The medical term for nosebleed is epistaxis. We can also say nasal hemorrhage. The human nose, and those of many animals are rich in blood vessels.
- Nosebleeds can occur spontaneously when the nasal membranes dry out and crack. This is common in dry climates, or during the winter months when the air is dry and warm from household heaters. People are more susceptible to a bloody nose if they take medications that prevent normal blood clotting.
- Heavy bleeding from your nose
- An irregular heart beat
- Shortness of breath
- You turn pale
- You swallow large amounts of blood that makes you vomit
- The doctor will examine your nose to determine where the bleeding is located. If necessary, he or she may insert a lighted, tube-like instrument called an endoscope into your nose to see the site of bleeding. Blood tests may be done to check for any bleeding abnormalities.
- castor oil
- Treat a nose bleed with an onion. When nosebleed take place, immediately slice an onion and hold it just under your nose. The fumes that release from the onion act as a natural coagulant and the nose will stop bleeding.
- Castor oil is particularly helpful when left overnight on thick, small, well-circumscribed lesions. If cold-pressed castor oil is mixed with baking soda, it has been found to greatly improve thick, scaly heel skin, as long as the skin isn’t cracked.

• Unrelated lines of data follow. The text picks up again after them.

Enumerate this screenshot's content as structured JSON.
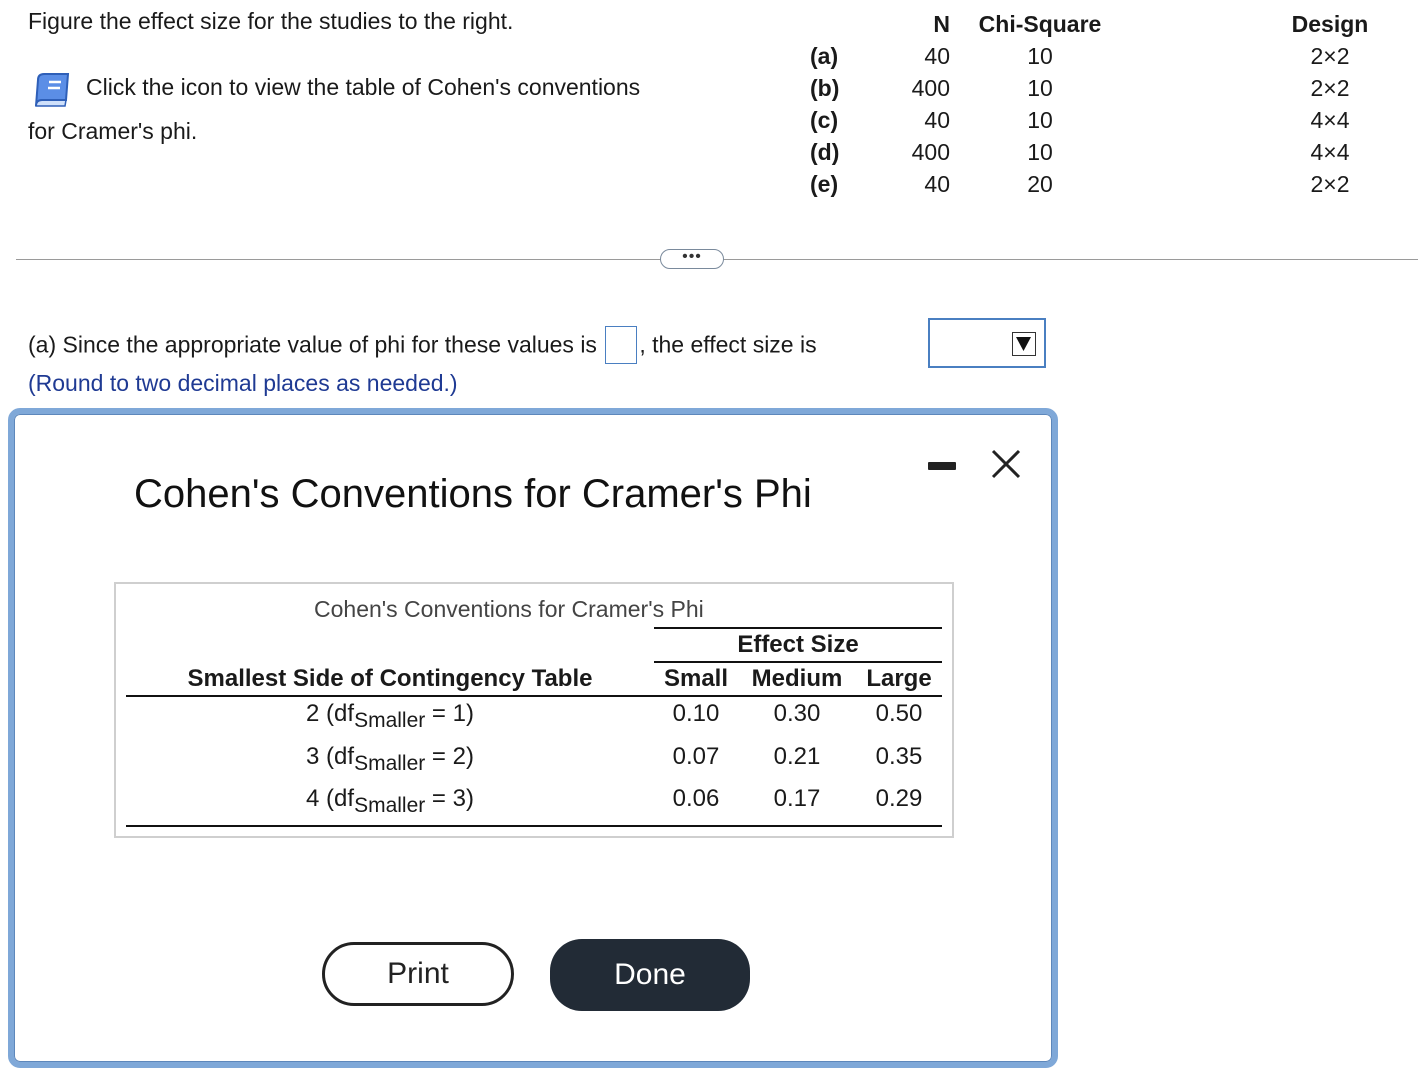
{
  "prompt": {
    "instruction": "Figure the effect size for the studies to the right.",
    "help_line1": "Click the icon to view the table of Cohen's conventions",
    "help_line2": "for Cramer's phi."
  },
  "studies": {
    "headers": {
      "label": "",
      "n": "N",
      "chi": "Chi-Square",
      "design": "Design"
    },
    "rows": [
      {
        "label": "(a)",
        "n": "40",
        "chi": "10",
        "design": "2×2"
      },
      {
        "label": "(b)",
        "n": "400",
        "chi": "10",
        "design": "2×2"
      },
      {
        "label": "(c)",
        "n": "40",
        "chi": "10",
        "design": "4×4"
      },
      {
        "label": "(d)",
        "n": "400",
        "chi": "10",
        "design": "4×4"
      },
      {
        "label": "(e)",
        "n": "40",
        "chi": "20",
        "design": "2×2"
      }
    ]
  },
  "more_button": {
    "label": "•••"
  },
  "question": {
    "part_a_before": "(a) Since the appropriate value of phi for these values is",
    "part_a_middle": ", the effect size is",
    "phi_value": "",
    "effect_selected": "",
    "round_note": "(Round to two decimal places as needed.)"
  },
  "dialog": {
    "title": "Cohen's Conventions for Cramer's Phi",
    "table": {
      "caption": "Cohen's Conventions for Cramer's Phi",
      "group_header": "Effect Size",
      "row_header": "Smallest Side of Contingency Table",
      "columns": [
        "Small",
        "Medium",
        "Large"
      ],
      "rows": [
        {
          "side": "2 (df",
          "sub": "Smaller",
          "after": " = 1)",
          "values": [
            "0.10",
            "0.30",
            "0.50"
          ]
        },
        {
          "side": "3 (df",
          "sub": "Smaller",
          "after": " = 2)",
          "values": [
            "0.07",
            "0.21",
            "0.35"
          ]
        },
        {
          "side": "4 (df",
          "sub": "Smaller",
          "after": " = 3)",
          "values": [
            "0.06",
            "0.17",
            "0.29"
          ]
        }
      ]
    },
    "print_label": "Print",
    "done_label": "Done"
  },
  "colors": {
    "accent": "#4a7fc1",
    "note_text": "#1f3a93",
    "dialog_border": "#7fa8d8",
    "done_button": "#222b36"
  }
}
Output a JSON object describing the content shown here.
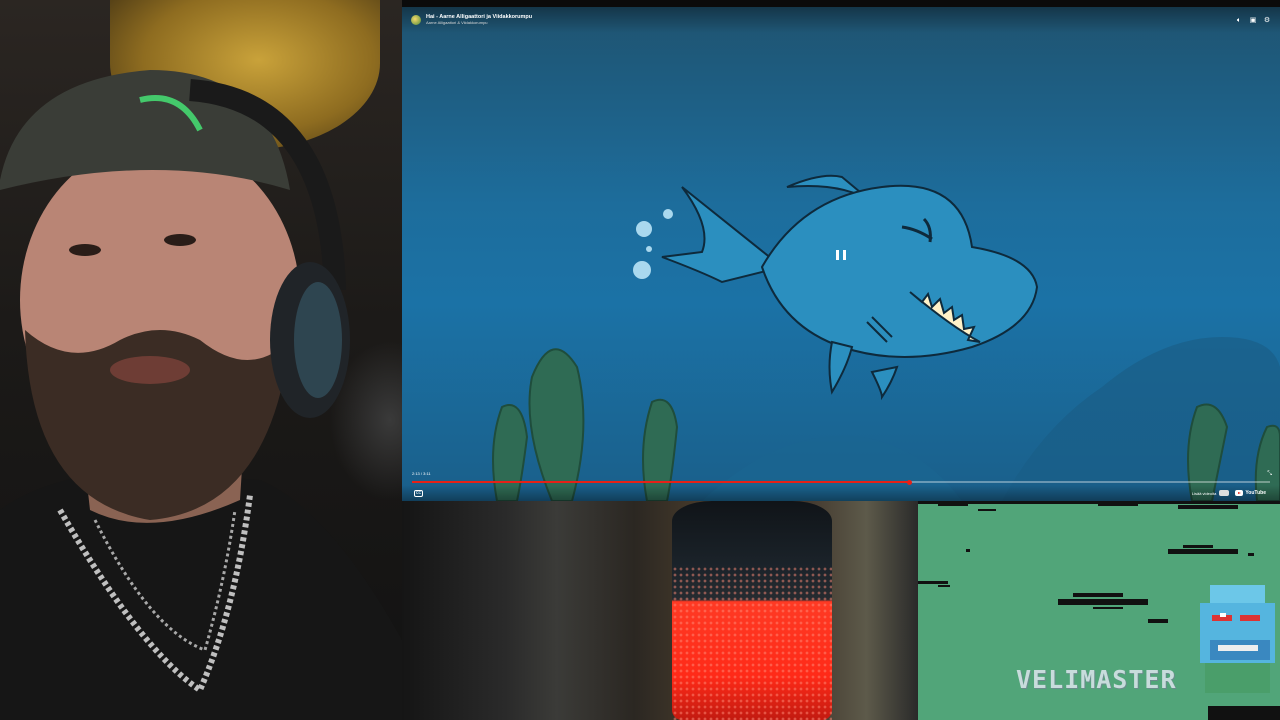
{
  "player": {
    "video_title": "Hai - Aarne Alligaattori ja Viidakkorumpu",
    "channel_name": "Aarne Alligaattori & Viidakkorumpu",
    "time_display": "2:13 / 3:11",
    "progress": 0.58,
    "watch_on_label": "Lisää videoita",
    "youtube_label": "YouTube",
    "state": "playing",
    "top_icons": [
      "volume-icon",
      "fullscreen-toggle-icon",
      "settings-icon"
    ]
  },
  "game": {
    "logo_text": "VELIMASTER"
  },
  "colors": {
    "ocean_top": "#1f5370",
    "ocean_mid": "#1b72a6",
    "shark": "#2b8fbf",
    "progress": "#e62117",
    "game_bg": "#51a579",
    "mic_red": "#ff2a18"
  }
}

- Peel the onion and cut into small pieces. Fry the onion and castor oil. If you eat the fried items, nosebleed will be subsided.